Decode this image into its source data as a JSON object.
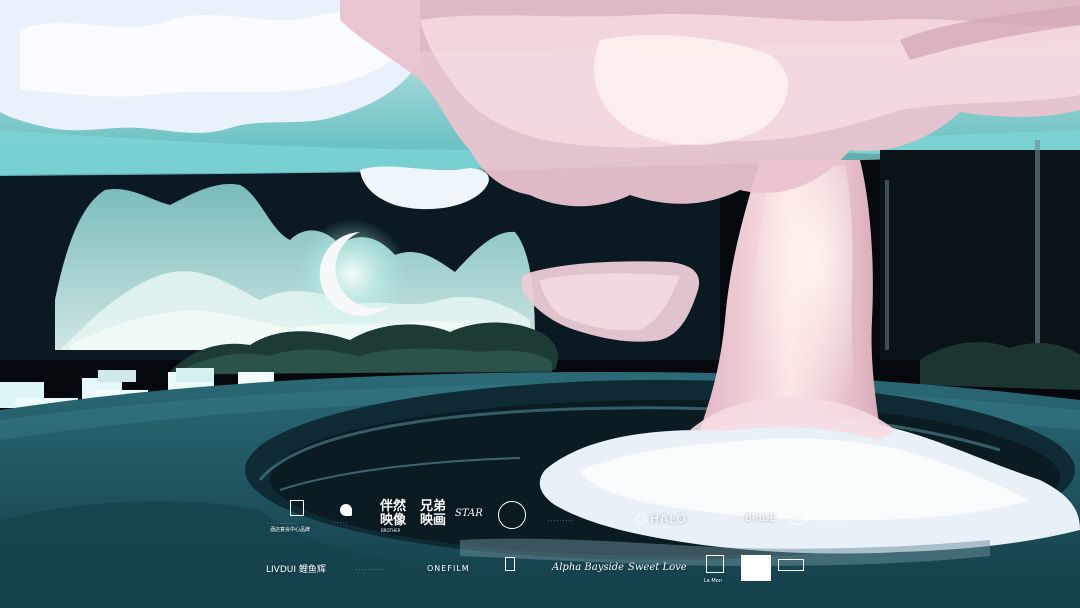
{
  "scene": {
    "colors": {
      "sky": "#05080c",
      "canopy": "#9fe3e6",
      "cloud": "#e7f1fb",
      "mountain": "#bfe6e4",
      "moon": "#f3f6f8",
      "tree": "#f1cdd4",
      "floor": "#1c5560",
      "pool": "#0b1c24"
    }
  },
  "logos": {
    "row1": {
      "hotel": "酒店宴会中心品牌",
      "brand2": "伴然映像",
      "brand2_sub": "BROTHER",
      "brand3": "兄弟映画",
      "star": "STAR",
      "halo": "HALO",
      "bride": "BRIDE"
    },
    "row2": {
      "livdui": "LIVDUI 鲤鱼辉",
      "onefilm": "ONEFILM",
      "alpha": "Alpha Bayside",
      "script2": "Sweet Love",
      "lemon": "Le Mon"
    }
  }
}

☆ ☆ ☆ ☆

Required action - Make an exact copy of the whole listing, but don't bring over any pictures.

Exercise response -
Decode this image into its source data as a JSON object.
{
  "scene": {
    "colors": {
      "sky": "#05080c",
      "canopy": "#9fe3e6",
      "cloud": "#e7f1fb",
      "mountain": "#bfe6e4",
      "moon": "#f3f6f8",
      "tree": "#f1cdd4",
      "floor": "#1c5560",
      "pool": "#0b1c24"
    }
  },
  "logos": {
    "row1": {
      "hotel": "酒店宴会中心品牌",
      "brand2": "伴然映像",
      "brand2_sub": "BROTHER",
      "brand3": "兄弟映画",
      "star": "STAR",
      "halo": "HALO",
      "bride": "BRIDE"
    },
    "row2": {
      "livdui": "LIVDUI 鲤鱼辉",
      "onefilm": "ONEFILM",
      "alpha": "Alpha Bayside",
      "script2": "Sweet Love",
      "lemon": "Le Mon"
    }
  }
}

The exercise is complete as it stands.